**EXERCISE PROMPT:** Your answer should be a single number: how many lines in the data below hold the string "JSON".

**** EXTRACTED RECORDS

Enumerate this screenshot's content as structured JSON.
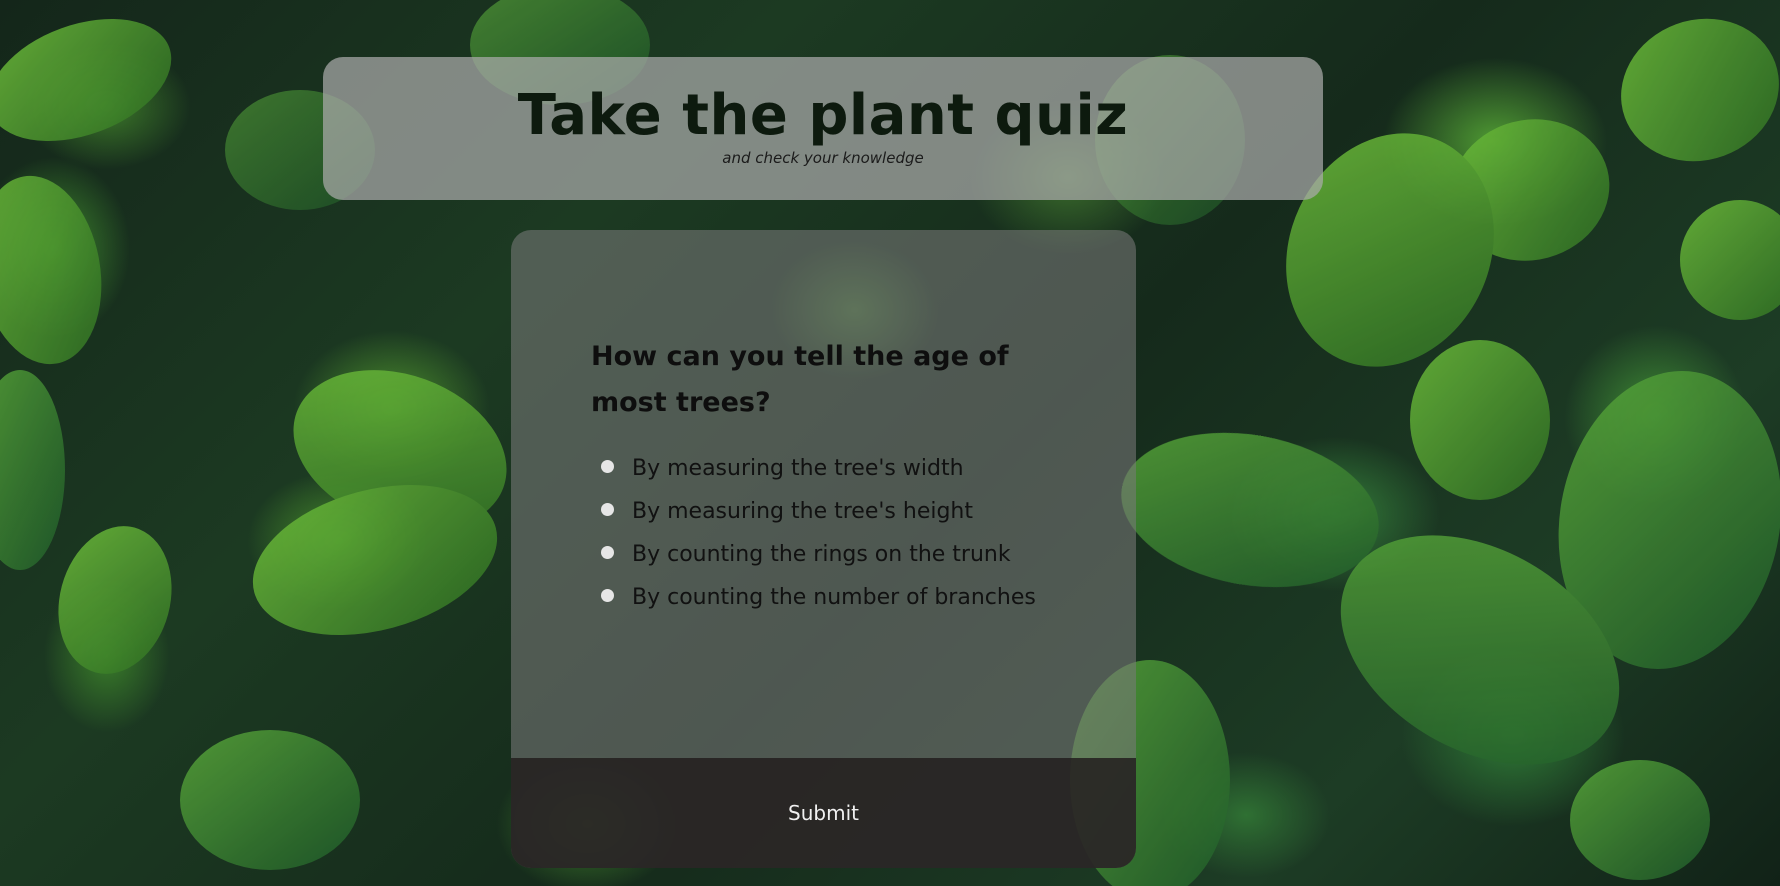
{
  "header": {
    "title": "Take the plant quiz",
    "subtitle": "and check your knowledge"
  },
  "quiz": {
    "question": "How can you tell the age of most trees?",
    "answers": [
      "By measuring the tree's width",
      "By measuring the tree's height",
      "By counting the rings on the trunk",
      "By counting the number of branches"
    ],
    "submit_label": "Submit"
  },
  "colors": {
    "leaf_green": "#4f9a33",
    "background_dark": "#14261a",
    "header_panel": "#aaaaaa",
    "quiz_panel": "#787878",
    "submit_bar": "#231e1e",
    "radio_fill": "#e6e6e6"
  },
  "background": {
    "image": "green-leaves-photo"
  }
}
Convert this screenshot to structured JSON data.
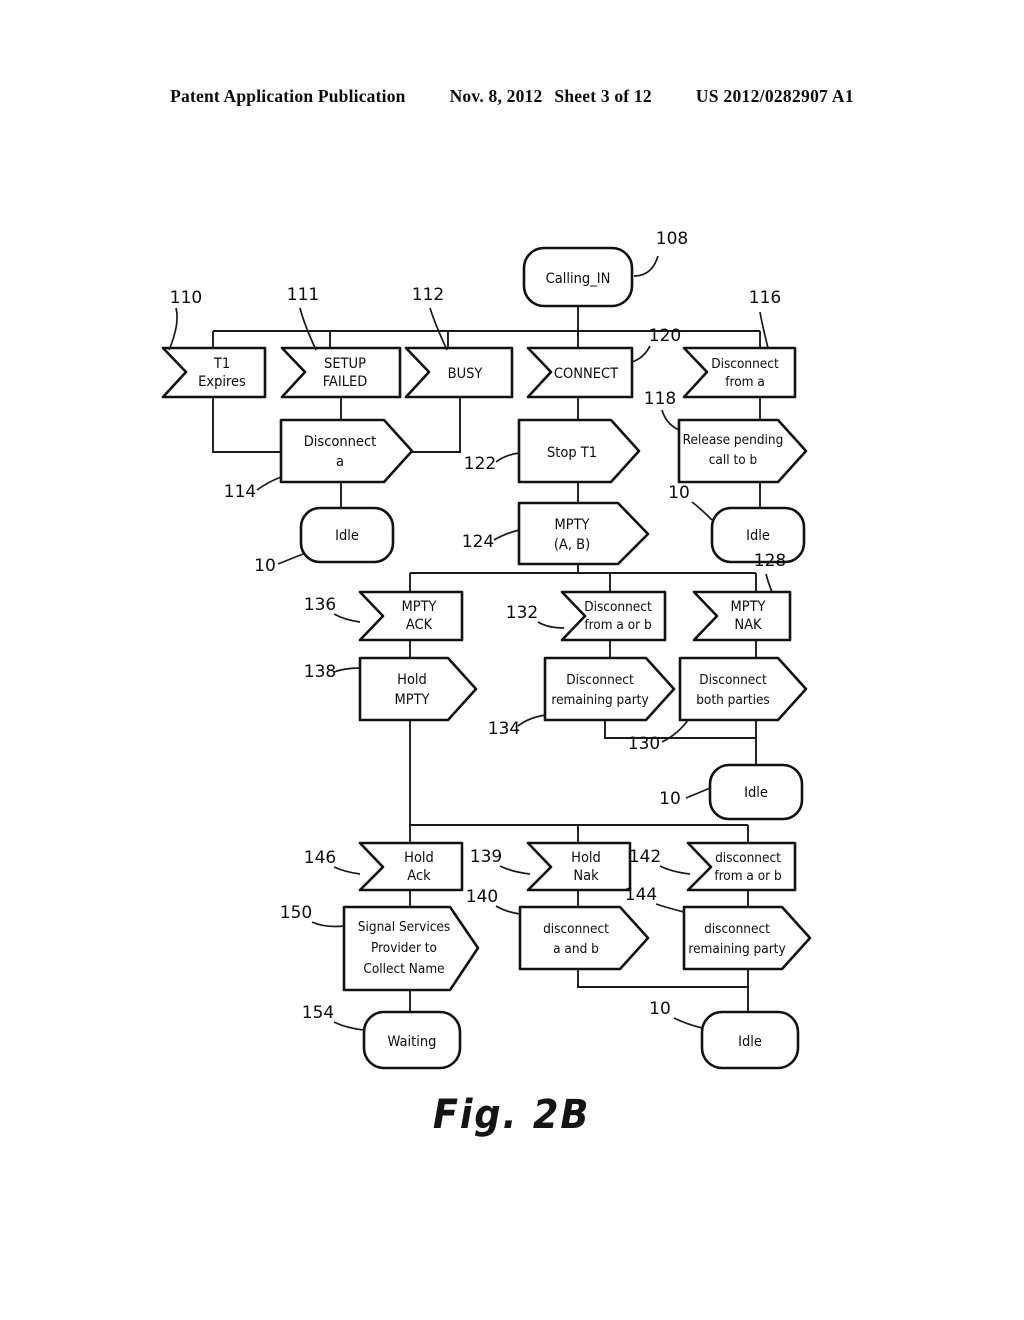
{
  "header": {
    "publication": "Patent Application Publication",
    "date": "Nov. 8, 2012",
    "sheet": "Sheet 3 of 12",
    "number": "US 2012/0282907 A1"
  },
  "figure": {
    "caption": "Fig. 2B"
  },
  "chart_data": {
    "type": "diagram",
    "title": "Fig. 2B",
    "diagram_kind": "state-transition flowchart",
    "nodes": [
      {
        "id": "n108",
        "ref": "108",
        "label": "Calling_IN",
        "shape": "rounded-state"
      },
      {
        "id": "n110",
        "ref": "110",
        "label": "T1\nExpires",
        "shape": "flag-event"
      },
      {
        "id": "n111",
        "ref": "111",
        "label": "SETUP\nFAILED",
        "shape": "flag-event"
      },
      {
        "id": "n112",
        "ref": "112",
        "label": "BUSY",
        "shape": "flag-event"
      },
      {
        "id": "n120",
        "ref": "120",
        "label": "CONNECT",
        "shape": "flag-event"
      },
      {
        "id": "n116",
        "ref": "116",
        "label": "Disconnect\nfrom a",
        "shape": "flag-event"
      },
      {
        "id": "n114",
        "ref": "114",
        "label": "Disconnect\na",
        "shape": "arrow-action"
      },
      {
        "id": "n122",
        "ref": "122",
        "label": "Stop T1",
        "shape": "arrow-action"
      },
      {
        "id": "n118",
        "ref": "118",
        "label": "Release pending\ncall to b",
        "shape": "arrow-action"
      },
      {
        "id": "n10a",
        "ref": "10",
        "label": "Idle",
        "shape": "rounded-state"
      },
      {
        "id": "n10b",
        "ref": "10",
        "label": "Idle",
        "shape": "rounded-state"
      },
      {
        "id": "n124",
        "ref": "124",
        "label": "MPTY\n(A, B)",
        "shape": "arrow-action"
      },
      {
        "id": "n136",
        "ref": "136",
        "label": "MPTY\nACK",
        "shape": "flag-event"
      },
      {
        "id": "n132",
        "ref": "132",
        "label": "Disconnect\nfrom a or b",
        "shape": "flag-event"
      },
      {
        "id": "n128",
        "ref": "128",
        "label": "MPTY\nNAK",
        "shape": "flag-event"
      },
      {
        "id": "n138",
        "ref": "138",
        "label": "Hold\nMPTY",
        "shape": "arrow-action"
      },
      {
        "id": "n134",
        "ref": "134",
        "label": "Disconnect\nremaining party",
        "shape": "arrow-action"
      },
      {
        "id": "n130",
        "ref": "130",
        "label": "Disconnect\nboth parties",
        "shape": "arrow-action"
      },
      {
        "id": "n10c",
        "ref": "10",
        "label": "Idle",
        "shape": "rounded-state"
      },
      {
        "id": "n146",
        "ref": "146",
        "label": "Hold\nAck",
        "shape": "flag-event"
      },
      {
        "id": "n139",
        "ref": "139",
        "label": "Hold\nNak",
        "shape": "flag-event"
      },
      {
        "id": "n142",
        "ref": "142",
        "label": "disconnect\nfrom a or b",
        "shape": "flag-event"
      },
      {
        "id": "n150",
        "ref": "150",
        "label": "Signal Services\nProvider to\nCollect Name",
        "shape": "arrow-action"
      },
      {
        "id": "n140",
        "ref": "140",
        "label": "disconnect\na and b",
        "shape": "arrow-action"
      },
      {
        "id": "n144",
        "ref": "144",
        "label": "disconnect\nremaining party",
        "shape": "arrow-action"
      },
      {
        "id": "n154",
        "ref": "154",
        "label": "Waiting",
        "shape": "rounded-state"
      },
      {
        "id": "n10d",
        "ref": "10",
        "label": "Idle",
        "shape": "rounded-state"
      }
    ]
  },
  "nodes": {
    "calling_in": {
      "line1": "Calling_IN"
    },
    "t1_expires": {
      "line1": "T1",
      "line2": "Expires"
    },
    "setup_failed": {
      "line1": "SETUP",
      "line2": "FAILED"
    },
    "busy": {
      "line1": "BUSY"
    },
    "connect": {
      "line1": "CONNECT"
    },
    "disconnect_from_a": {
      "line1": "Disconnect",
      "line2": "from a"
    },
    "disconnect_a": {
      "line1": "Disconnect",
      "line2": "a"
    },
    "stop_t1": {
      "line1": "Stop T1"
    },
    "release_pending": {
      "line1": "Release pending",
      "line2": "call to b"
    },
    "idle_left": {
      "line1": "Idle"
    },
    "idle_right": {
      "line1": "Idle"
    },
    "mpty_ab": {
      "line1": "MPTY",
      "line2": "(A, B)"
    },
    "mpty_ack": {
      "line1": "MPTY",
      "line2": "ACK"
    },
    "disconnect_from_a_or_b": {
      "line1": "Disconnect",
      "line2": "from a or b"
    },
    "mpty_nak": {
      "line1": "MPTY",
      "line2": "NAK"
    },
    "hold_mpty": {
      "line1": "Hold",
      "line2": "MPTY"
    },
    "disconnect_remaining_party": {
      "line1": "Disconnect",
      "line2": "remaining party"
    },
    "disconnect_both_parties": {
      "line1": "Disconnect",
      "line2": "both parties"
    },
    "idle_mid": {
      "line1": "Idle"
    },
    "hold_ack": {
      "line1": "Hold",
      "line2": "Ack"
    },
    "hold_nak": {
      "line1": "Hold",
      "line2": "Nak"
    },
    "disconnect_from_a_or_b2": {
      "line1": "disconnect",
      "line2": "from a or b"
    },
    "signal_services": {
      "line1": "Signal Services",
      "line2": "Provider to",
      "line3": "Collect Name"
    },
    "disconnect_a_and_b": {
      "line1": "disconnect",
      "line2": "a and b"
    },
    "disconnect_remaining_party2": {
      "line1": "disconnect",
      "line2": "remaining party"
    },
    "waiting": {
      "line1": "Waiting"
    },
    "idle_bottom": {
      "line1": "Idle"
    }
  },
  "refs": {
    "r108": "108",
    "r110": "110",
    "r111": "111",
    "r112": "112",
    "r116": "116",
    "r120": "120",
    "r118": "118",
    "r114": "114",
    "r122": "122",
    "r124": "124",
    "r128": "128",
    "r132": "132",
    "r136": "136",
    "r138": "138",
    "r134": "134",
    "r130": "130",
    "r139": "139",
    "r140": "140",
    "r142": "142",
    "r144": "144",
    "r146": "146",
    "r150": "150",
    "r154": "154",
    "r10_left": "10",
    "r10_right": "10",
    "r10_mid": "10",
    "r10_bottom": "10"
  }
}
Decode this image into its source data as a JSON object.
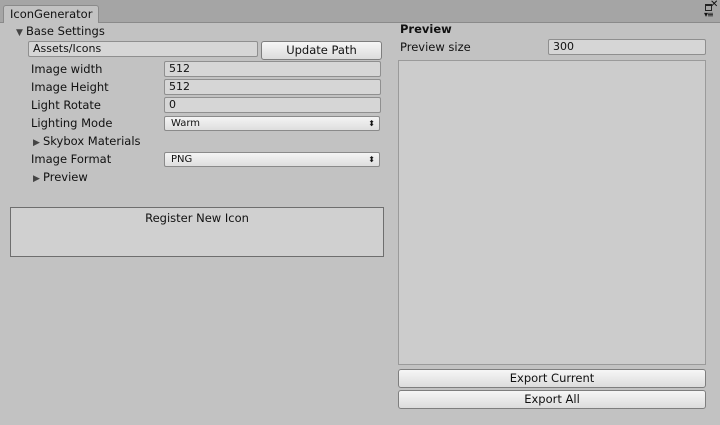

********

**ANSWER TO THIS EXERCISE:** 3